Show brings a unique kind of theater story that touches the imagination
By Camille Bounds
Writer Roald Dahl’s beloved novel “Matilda” tells the story of an abused young girl who is gifted with psychokinetic powers and handles all the terrible neglect with an abundance of charm, wit and an ability to “always make things right.”
A Royal Shakespeare Company production from London with music and words by Tim Minchin with the book by Dennis Kelly, “Matilda the Musical” brings a unique kind of theater that touches the imagination and creates roads you might not want to cross.
Winning five Tony awards in 2013 and seven Olivier awards in 2012 reinforces the fact that they must be doing something right.
The show spews scores of talented children who recreate choreographer Christine Carrillo’s intricate chorography. Heading it all up and in almost every scene during the June 30 show is Lucy Sky Levy who plays the 5-year-old “Matilda.” She is an amazing actress, singer and dancer who owns the stage every moment she is on. (Izabel Stevens also plays “Matilda” in alternate shows because it’s a demanding role and I’ve been told she is just as talented.)

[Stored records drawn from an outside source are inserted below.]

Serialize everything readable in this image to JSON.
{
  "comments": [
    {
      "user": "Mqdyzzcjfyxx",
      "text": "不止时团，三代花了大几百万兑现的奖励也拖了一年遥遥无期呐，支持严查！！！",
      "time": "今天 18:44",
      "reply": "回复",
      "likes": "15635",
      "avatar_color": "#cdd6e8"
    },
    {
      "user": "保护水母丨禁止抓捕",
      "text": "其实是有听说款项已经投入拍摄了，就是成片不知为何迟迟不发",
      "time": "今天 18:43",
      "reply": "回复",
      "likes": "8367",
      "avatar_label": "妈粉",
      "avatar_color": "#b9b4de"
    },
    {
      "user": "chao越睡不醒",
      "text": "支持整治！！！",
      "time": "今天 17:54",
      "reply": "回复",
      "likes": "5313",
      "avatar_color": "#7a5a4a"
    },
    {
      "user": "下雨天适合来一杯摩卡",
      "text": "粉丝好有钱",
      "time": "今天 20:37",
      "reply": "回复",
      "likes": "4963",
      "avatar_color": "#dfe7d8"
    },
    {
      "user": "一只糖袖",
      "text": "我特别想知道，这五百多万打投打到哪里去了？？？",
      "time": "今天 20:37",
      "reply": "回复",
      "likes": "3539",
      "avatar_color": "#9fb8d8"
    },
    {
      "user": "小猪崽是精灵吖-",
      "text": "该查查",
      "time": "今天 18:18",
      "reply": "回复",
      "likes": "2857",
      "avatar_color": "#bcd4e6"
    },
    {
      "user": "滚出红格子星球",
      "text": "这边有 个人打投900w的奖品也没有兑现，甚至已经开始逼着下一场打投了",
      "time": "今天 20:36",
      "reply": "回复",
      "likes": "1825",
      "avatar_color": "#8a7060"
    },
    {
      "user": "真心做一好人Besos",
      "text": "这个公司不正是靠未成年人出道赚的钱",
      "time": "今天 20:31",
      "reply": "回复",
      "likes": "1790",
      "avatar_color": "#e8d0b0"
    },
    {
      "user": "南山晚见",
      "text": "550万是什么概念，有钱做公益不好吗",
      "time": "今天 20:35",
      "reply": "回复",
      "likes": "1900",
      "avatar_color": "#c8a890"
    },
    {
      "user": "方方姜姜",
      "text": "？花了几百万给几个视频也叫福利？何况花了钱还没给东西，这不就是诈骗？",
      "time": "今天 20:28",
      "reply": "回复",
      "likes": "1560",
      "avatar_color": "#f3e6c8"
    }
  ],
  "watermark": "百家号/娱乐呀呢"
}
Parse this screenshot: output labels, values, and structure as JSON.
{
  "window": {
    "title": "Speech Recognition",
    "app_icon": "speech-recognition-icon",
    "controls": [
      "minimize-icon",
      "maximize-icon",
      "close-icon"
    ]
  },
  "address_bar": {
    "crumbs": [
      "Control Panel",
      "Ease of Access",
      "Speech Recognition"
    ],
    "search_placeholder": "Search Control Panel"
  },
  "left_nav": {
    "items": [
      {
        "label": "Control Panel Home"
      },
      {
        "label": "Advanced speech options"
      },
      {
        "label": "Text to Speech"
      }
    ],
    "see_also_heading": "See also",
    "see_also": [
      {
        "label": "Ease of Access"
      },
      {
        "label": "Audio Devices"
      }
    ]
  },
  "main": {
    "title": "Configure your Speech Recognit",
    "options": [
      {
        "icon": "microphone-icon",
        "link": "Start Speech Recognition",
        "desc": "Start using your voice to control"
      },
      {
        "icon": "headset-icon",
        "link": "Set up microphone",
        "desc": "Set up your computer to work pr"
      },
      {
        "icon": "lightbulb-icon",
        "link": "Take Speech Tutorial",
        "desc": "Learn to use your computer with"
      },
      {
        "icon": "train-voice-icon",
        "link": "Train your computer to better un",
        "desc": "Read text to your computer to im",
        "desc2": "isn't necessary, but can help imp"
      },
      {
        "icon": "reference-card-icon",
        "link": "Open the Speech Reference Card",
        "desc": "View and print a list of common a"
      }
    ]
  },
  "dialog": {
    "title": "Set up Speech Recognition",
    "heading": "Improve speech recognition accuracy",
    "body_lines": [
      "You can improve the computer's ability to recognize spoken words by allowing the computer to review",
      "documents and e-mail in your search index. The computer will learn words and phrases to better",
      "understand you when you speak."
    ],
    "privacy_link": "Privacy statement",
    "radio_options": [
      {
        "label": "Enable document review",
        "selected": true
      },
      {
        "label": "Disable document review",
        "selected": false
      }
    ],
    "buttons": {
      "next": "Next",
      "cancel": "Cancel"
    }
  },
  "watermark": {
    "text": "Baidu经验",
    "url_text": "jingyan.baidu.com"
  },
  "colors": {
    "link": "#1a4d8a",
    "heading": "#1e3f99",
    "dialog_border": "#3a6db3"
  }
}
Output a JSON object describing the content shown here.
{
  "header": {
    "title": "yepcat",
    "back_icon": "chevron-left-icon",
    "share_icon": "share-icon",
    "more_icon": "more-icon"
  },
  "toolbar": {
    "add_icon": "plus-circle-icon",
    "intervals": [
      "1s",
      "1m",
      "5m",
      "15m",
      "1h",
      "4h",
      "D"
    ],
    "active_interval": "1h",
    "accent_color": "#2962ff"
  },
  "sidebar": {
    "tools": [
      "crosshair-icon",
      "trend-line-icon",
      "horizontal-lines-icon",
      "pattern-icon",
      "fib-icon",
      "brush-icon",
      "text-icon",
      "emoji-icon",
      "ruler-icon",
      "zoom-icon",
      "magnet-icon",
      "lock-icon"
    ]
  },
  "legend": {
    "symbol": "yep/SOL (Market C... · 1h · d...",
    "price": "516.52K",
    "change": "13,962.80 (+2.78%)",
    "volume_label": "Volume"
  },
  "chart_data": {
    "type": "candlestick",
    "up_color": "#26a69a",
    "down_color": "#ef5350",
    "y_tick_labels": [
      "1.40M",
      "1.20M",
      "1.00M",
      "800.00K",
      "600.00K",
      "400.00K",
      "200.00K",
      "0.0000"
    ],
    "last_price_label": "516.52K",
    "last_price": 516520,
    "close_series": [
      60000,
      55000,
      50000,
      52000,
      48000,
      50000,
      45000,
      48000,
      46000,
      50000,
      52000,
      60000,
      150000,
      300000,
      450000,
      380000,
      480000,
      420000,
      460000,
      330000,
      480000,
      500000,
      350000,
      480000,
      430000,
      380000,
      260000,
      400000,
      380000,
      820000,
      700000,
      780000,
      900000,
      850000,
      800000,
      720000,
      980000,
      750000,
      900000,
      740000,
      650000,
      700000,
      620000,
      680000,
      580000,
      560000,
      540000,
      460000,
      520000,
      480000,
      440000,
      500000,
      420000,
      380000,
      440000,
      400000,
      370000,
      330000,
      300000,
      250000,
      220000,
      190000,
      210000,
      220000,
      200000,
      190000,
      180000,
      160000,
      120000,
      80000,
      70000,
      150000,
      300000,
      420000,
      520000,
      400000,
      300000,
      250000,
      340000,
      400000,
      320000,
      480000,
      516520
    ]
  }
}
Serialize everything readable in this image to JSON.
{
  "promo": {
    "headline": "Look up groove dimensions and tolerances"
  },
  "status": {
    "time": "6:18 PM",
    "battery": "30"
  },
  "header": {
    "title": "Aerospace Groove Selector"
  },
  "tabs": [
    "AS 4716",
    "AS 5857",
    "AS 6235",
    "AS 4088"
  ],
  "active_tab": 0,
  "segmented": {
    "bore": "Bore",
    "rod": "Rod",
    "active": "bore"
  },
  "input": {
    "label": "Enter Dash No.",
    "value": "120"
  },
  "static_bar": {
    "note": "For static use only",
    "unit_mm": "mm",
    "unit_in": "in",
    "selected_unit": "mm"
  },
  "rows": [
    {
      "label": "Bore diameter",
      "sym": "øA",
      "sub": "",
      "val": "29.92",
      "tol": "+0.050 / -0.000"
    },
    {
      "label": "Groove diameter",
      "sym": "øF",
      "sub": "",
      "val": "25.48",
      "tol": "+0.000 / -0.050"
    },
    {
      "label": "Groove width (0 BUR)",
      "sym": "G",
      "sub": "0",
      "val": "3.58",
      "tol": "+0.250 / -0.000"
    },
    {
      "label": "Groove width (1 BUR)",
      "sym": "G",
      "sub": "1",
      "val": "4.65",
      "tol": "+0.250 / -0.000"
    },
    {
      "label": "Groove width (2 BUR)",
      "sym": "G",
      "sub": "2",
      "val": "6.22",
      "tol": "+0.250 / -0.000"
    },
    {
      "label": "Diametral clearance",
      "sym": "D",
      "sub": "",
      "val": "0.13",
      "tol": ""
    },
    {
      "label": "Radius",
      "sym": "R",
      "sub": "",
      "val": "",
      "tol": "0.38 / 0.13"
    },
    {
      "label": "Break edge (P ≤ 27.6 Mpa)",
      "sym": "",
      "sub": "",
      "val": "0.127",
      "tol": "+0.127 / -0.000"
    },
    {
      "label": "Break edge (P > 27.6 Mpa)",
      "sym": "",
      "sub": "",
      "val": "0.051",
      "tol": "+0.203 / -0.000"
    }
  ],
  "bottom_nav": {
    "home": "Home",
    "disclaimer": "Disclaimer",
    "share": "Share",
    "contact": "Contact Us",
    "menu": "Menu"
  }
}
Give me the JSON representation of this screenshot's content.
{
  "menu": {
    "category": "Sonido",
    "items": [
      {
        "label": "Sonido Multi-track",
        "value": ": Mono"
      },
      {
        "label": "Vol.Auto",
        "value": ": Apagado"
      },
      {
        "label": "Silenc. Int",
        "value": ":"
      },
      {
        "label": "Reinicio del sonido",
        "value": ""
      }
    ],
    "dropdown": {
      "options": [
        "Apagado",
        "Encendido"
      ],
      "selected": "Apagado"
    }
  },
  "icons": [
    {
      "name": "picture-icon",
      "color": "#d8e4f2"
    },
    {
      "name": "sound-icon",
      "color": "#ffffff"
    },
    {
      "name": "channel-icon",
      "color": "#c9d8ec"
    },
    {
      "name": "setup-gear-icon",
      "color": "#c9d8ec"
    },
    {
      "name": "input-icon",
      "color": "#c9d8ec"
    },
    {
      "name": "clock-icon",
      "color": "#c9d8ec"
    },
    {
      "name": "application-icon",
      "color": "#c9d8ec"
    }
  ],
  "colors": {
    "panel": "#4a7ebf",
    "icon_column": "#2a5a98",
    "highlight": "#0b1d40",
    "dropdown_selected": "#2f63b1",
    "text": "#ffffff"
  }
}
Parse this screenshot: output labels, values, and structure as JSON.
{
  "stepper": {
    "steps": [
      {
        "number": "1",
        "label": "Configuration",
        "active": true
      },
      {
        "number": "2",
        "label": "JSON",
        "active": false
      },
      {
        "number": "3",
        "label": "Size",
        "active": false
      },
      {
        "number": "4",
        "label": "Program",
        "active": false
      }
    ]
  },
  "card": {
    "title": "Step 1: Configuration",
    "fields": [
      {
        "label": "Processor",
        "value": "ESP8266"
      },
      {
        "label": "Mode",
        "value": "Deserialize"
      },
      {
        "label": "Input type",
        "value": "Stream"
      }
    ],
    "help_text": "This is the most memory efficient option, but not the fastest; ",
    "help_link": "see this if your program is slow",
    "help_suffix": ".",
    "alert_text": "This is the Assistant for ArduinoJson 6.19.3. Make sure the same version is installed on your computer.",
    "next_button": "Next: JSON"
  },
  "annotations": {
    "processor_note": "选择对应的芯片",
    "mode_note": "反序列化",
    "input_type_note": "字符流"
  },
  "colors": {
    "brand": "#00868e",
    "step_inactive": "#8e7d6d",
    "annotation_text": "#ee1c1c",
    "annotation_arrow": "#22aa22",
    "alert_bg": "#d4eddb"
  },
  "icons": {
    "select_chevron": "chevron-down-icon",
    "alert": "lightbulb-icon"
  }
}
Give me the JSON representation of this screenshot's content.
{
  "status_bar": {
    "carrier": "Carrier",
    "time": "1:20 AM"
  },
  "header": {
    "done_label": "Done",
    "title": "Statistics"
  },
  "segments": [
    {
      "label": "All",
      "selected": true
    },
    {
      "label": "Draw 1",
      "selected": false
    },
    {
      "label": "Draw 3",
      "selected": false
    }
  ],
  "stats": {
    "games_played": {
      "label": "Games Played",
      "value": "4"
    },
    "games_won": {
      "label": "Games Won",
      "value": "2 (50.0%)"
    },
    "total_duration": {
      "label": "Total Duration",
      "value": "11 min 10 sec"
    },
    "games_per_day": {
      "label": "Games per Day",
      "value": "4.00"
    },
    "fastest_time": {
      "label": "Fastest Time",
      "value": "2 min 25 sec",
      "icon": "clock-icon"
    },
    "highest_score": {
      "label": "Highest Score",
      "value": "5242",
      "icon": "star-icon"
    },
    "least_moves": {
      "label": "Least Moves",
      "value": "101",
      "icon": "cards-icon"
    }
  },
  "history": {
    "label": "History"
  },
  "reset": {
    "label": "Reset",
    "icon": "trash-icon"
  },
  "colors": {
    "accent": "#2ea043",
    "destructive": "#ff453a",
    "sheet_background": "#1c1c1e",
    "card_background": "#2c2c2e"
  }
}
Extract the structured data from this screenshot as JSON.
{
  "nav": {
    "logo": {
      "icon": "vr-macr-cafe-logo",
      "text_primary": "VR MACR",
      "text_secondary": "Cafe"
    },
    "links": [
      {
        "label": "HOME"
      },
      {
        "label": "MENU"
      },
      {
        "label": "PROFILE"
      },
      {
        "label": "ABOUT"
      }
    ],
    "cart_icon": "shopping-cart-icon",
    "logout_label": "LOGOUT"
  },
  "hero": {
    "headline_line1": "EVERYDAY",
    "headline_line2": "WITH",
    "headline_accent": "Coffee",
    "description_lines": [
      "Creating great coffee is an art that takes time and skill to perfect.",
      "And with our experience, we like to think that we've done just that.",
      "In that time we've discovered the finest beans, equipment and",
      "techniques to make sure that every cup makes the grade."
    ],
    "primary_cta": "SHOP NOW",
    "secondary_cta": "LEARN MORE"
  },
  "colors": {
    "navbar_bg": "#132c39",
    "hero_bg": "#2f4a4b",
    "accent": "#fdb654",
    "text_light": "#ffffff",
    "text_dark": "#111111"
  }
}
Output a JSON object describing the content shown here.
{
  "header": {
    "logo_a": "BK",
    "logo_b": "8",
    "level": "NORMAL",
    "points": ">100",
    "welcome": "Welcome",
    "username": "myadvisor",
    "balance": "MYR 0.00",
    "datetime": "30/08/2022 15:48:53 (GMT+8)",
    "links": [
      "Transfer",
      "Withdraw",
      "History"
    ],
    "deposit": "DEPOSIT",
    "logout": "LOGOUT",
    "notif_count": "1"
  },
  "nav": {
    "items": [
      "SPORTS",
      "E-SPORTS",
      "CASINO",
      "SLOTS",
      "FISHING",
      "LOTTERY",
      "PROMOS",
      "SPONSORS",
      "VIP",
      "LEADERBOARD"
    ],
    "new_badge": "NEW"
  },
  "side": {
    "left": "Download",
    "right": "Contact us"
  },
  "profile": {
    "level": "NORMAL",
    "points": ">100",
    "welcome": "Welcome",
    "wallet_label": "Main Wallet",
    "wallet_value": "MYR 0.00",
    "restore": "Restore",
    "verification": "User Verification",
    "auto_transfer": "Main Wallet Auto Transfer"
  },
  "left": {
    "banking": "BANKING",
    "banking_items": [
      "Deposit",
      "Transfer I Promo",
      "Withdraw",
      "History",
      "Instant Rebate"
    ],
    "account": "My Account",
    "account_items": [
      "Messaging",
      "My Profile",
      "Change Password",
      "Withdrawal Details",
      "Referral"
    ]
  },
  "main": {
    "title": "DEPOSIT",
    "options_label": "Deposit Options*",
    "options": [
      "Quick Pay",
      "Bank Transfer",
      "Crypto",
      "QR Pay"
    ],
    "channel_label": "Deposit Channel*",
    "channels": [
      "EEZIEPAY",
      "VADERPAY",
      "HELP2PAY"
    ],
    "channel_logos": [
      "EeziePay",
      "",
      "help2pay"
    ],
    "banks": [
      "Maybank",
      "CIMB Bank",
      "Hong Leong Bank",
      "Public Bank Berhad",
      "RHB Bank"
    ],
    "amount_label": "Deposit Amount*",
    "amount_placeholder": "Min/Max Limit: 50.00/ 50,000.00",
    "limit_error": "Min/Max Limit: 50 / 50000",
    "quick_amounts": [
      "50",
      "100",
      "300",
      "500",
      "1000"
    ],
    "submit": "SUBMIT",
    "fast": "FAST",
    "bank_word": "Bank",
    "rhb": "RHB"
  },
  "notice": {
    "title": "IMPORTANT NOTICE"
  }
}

Geoffrey Ward directs with a velvet glove and gives his actors the leeway needed to deliver the show’s unique plot. Tressa Bender carries the role of the terrorizing headmistress “Miss Agatha Trunchbull” who makes all other villains we know milquetoast. Matilda’s dimwitted parents, played by Jason Eves and Colleen Havey, makes you want to call a child abuse hotline. Evandra Aurelia (with a stunning voice) as “Miss Honey” who understands what Matilda’s abilities are gives the few soft gentle moments in the performance.
The real scene stealer after Miss Honey are the marvelous sets by Kate Logni Pratts group with desks that slide a classroom on and off the stage by the moment, with a delightful number with swings, and a magic blackboard. Music director Ron Bowman leads a fine 10-piece orchestra that completes the show.
“Matilda” will give you a bumpy, heart-wrenching ride into a favorite children’s tale with music and clever lyrics. It will also make you think and wonder how deep and true it might be in some areas.
Camille Bounds is the arts and entertainment columnist for Morgan Hill Life and Gilroy Life.